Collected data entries
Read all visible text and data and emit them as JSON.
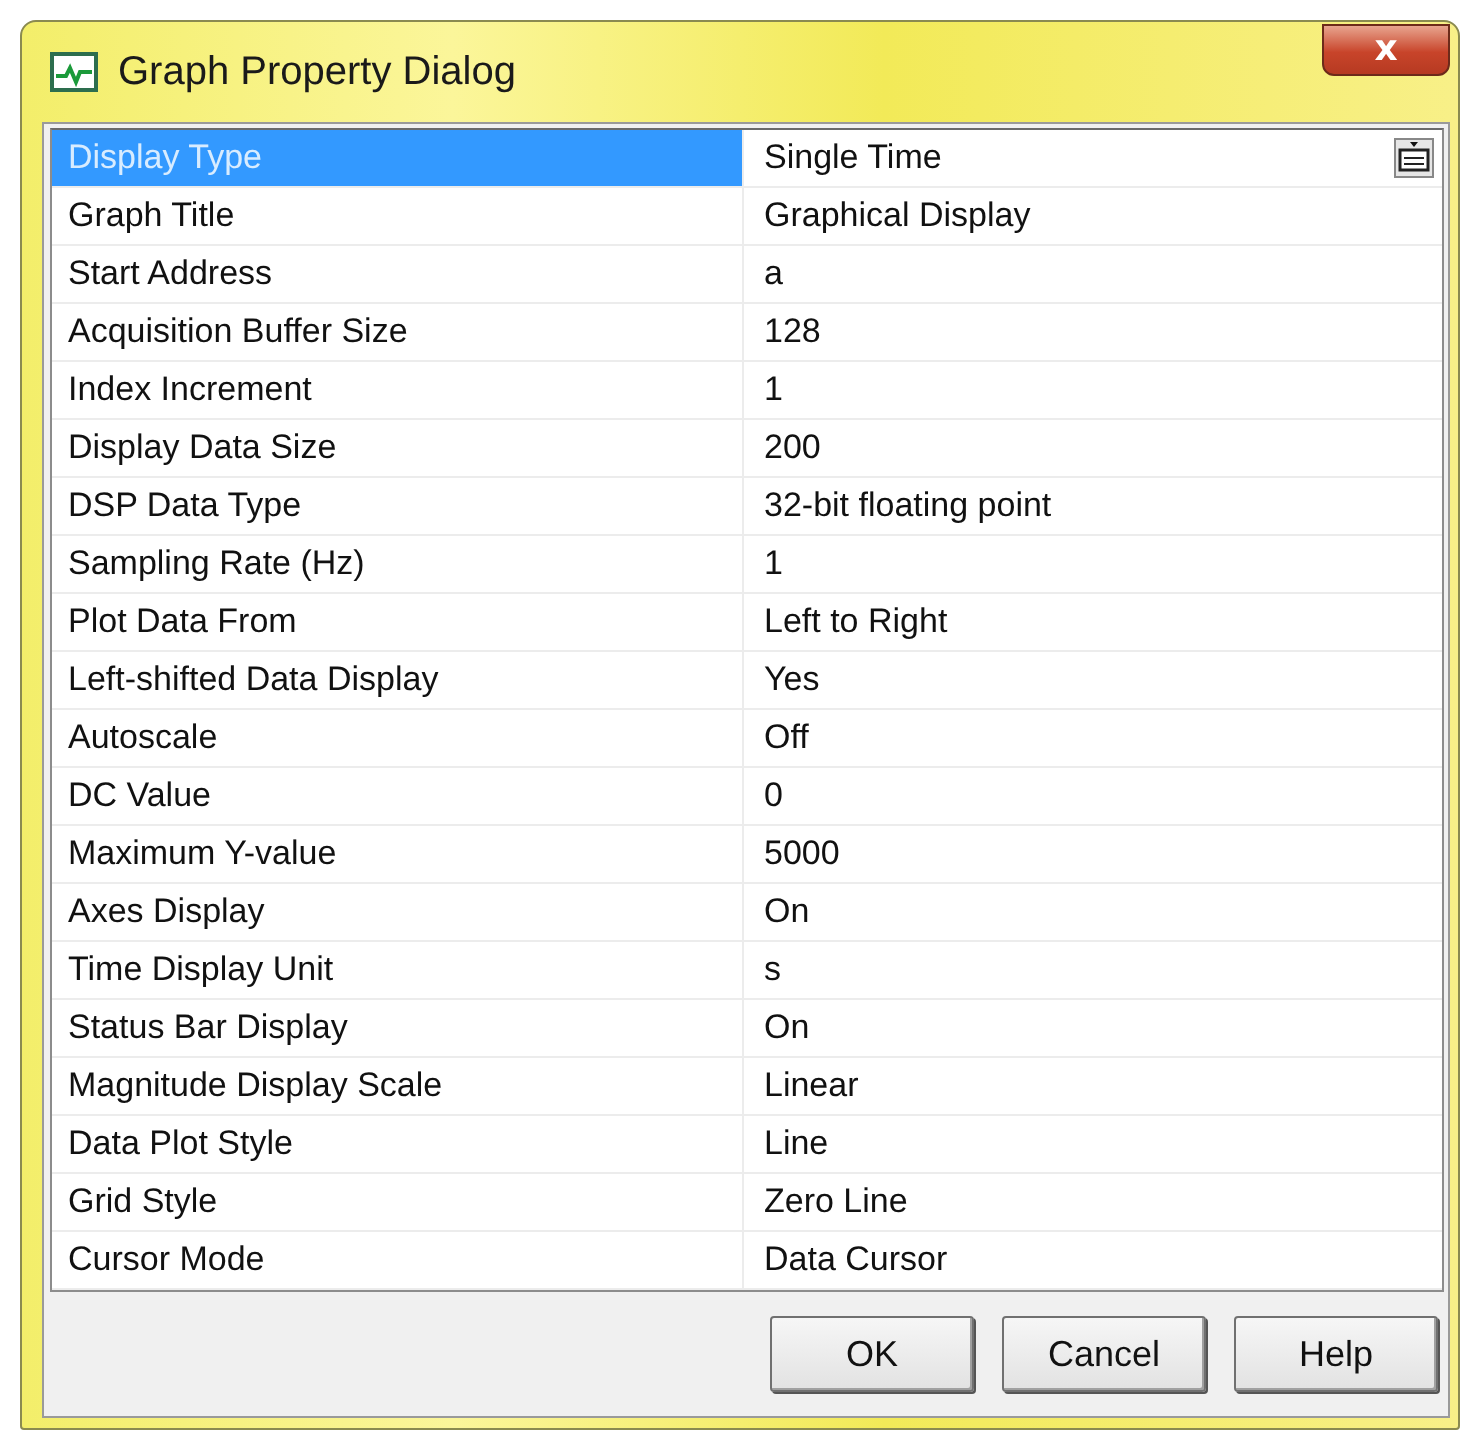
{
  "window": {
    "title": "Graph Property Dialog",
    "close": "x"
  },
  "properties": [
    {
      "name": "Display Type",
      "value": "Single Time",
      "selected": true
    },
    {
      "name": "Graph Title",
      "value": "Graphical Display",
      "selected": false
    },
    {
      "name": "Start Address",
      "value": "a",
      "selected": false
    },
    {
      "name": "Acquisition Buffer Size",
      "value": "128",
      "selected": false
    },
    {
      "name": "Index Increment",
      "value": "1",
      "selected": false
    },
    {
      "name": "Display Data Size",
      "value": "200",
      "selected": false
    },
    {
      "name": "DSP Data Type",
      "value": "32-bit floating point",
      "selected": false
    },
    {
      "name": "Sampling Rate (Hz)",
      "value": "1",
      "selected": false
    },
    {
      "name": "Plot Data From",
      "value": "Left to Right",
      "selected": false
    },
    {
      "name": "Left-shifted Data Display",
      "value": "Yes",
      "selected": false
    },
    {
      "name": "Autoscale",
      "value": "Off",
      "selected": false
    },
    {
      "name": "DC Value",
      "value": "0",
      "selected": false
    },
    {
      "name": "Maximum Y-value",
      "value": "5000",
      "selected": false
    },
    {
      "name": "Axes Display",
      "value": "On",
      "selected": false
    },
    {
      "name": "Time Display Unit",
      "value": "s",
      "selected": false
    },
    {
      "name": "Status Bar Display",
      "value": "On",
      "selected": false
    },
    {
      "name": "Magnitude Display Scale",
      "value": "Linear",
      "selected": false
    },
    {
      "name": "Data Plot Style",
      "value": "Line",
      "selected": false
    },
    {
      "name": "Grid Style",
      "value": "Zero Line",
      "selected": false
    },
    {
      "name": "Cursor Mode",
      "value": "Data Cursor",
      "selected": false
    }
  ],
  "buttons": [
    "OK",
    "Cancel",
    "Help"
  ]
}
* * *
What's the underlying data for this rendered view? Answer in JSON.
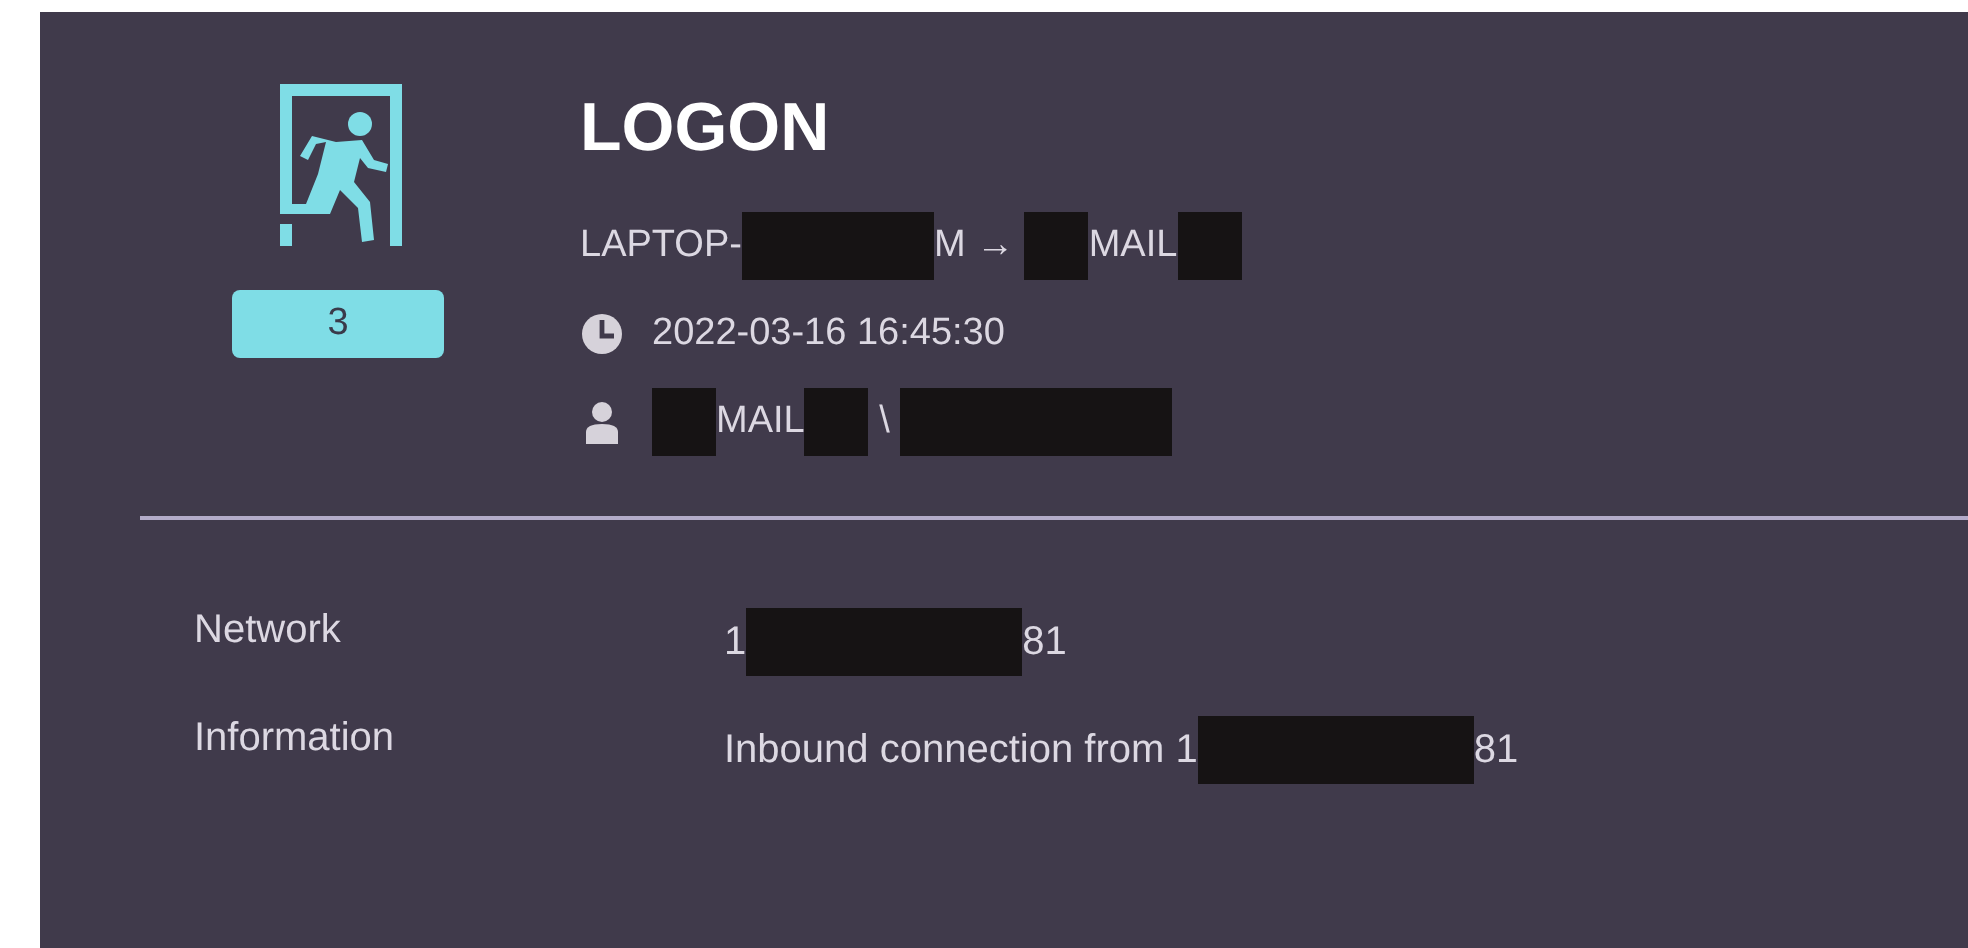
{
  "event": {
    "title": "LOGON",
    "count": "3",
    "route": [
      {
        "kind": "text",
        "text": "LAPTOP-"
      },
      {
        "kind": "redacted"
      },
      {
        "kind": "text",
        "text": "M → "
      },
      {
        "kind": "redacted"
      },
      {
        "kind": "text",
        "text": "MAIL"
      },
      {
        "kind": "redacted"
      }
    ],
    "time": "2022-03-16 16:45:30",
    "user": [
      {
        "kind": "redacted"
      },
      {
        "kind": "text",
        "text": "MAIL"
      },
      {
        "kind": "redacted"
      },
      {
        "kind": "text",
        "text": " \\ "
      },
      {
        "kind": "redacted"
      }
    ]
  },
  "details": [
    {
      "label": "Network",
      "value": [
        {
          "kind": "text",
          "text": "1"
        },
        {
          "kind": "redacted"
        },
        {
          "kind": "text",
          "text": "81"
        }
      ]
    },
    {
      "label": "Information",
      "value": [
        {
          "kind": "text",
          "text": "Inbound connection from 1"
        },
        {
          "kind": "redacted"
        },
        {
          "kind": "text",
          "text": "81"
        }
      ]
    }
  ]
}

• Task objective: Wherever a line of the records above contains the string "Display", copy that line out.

• Exercise answer:
      "name": "Display Type",
      "value": "Graphical Display",
      "name": "Display Data Size",
      "name": "Left-shifted Data Display",
      "name": "Axes Display",
      "name": "Time Display Unit",
      "name": "Status Bar Display",
      "name": "Magnitude Display Scale",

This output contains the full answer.